The heavyweight division was loaded with Greg Wojciechowskis and Erland van Lidth de Jeudes, but not Jimmy Jacksons, which came as a disappointment to a lot of fans who could at least spell Jackson. The NCAA heavyweight division champ for the past three years while wrestling for Oklahoma State, Jackson is 6'6" and weighs in the vicinity of 360 pounds. He goes where he pleases when he pleases. The AAU championship, it seems, was not one of his pleasures. Van Lidth de Jeude, a 6'6", 380-pound computer consultant who hopes to sing at the Metropolitan Opera (who will tell him he can't?), is an acquaintance of Jackson's and offered this thought on the absent big man. "Jackson's a kook," said v.L.d.J., recklessly, even for a man with four last names.
And that's just fine with Wojciechowski, a 27-year-old Toledo high school teacher. Wojo had won the AAU heavyweight championship four times and the 220-pound division twice, but he lost in the 1976 Olympic Trials to Jackson. Understandably, he was not among those choked up by the fact that Jackson declined to be in Ames. "Every Olympic year some giant has come along and stymied my dream of making the Olympic team," says Wojo, who also lost in the '72 trials to 400-pound Chris Taylor. "They really haven't outwrestled me; they're just so big they stop everything you do. You have to be strong enough to move them and tire them out, and then you hope you can get them off balance, so they'll fall down."
Wojciechowski, who is not big by heavyweight standards (six feet, 250 pounds), survived bouts with a couple of 300-pounders and finessed a few wrestlers his own size.

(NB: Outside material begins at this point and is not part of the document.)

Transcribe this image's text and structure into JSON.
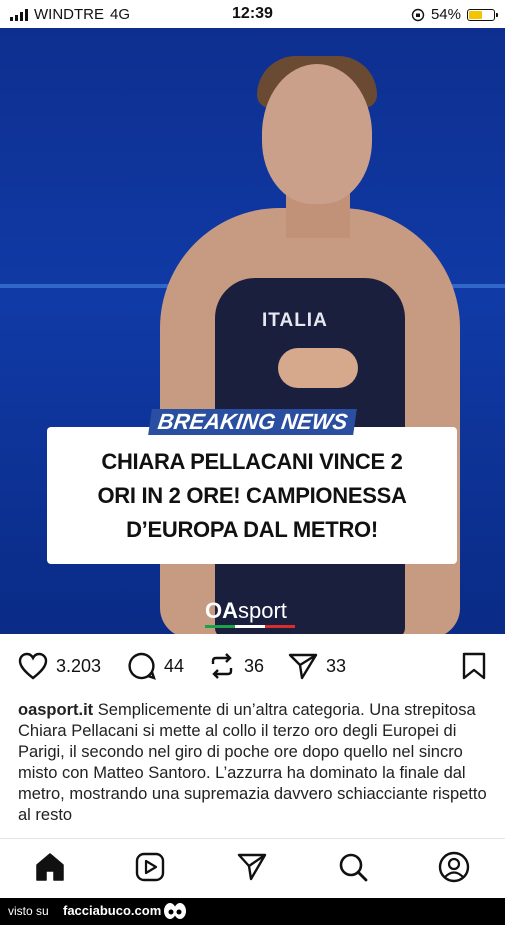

Then after a rugged match with Greg Gibson of Redding, Calif. on Saturday afternoon, he headed back to his motel to nurse a hyperextended arm and a pinched nerve in his neck and to relax before his next bout, which he thought was scheduled for the night session. Just as he was stretching out for a nap, his phone rang and he was told that he was scheduled to wrestle again in five minutes. Wojciechowski hopped in a friend's car and sped over to the arena, arriving in the nick of time to avoid a forfeit. "I just tried not to get pinned in the first period," he said later. "After that I was O.K." More than just O.K. His opponent, Tom Burns, was disqualified and Wojo had another AAU title.
While all this was going on, down in Munchkinland 19-year-old Bob Weaver was giving the NY AC its only individual championship of the meet with a victory in the 105.5-pound class. Weaver is a student at the Blair Academy, a New Jersey prep school, and next fall he will enroll at Lehigh to wrestle alongside Lieberman. His victory this year was especially impressive, because he pinned none other than Olympian Bill Rosado.
The strength of the AAU field was considered a victory for U.S. wrestling. A few weeks before, the U.S. had served notice on the Soviets at the World Cup matches by winning four golds to the U.S.S.R.'s five. Moreover, the Japanese national team that showed up in Ames won only one of the 10 weight classes in which it competed. Say hallelujah, brothers and sisters.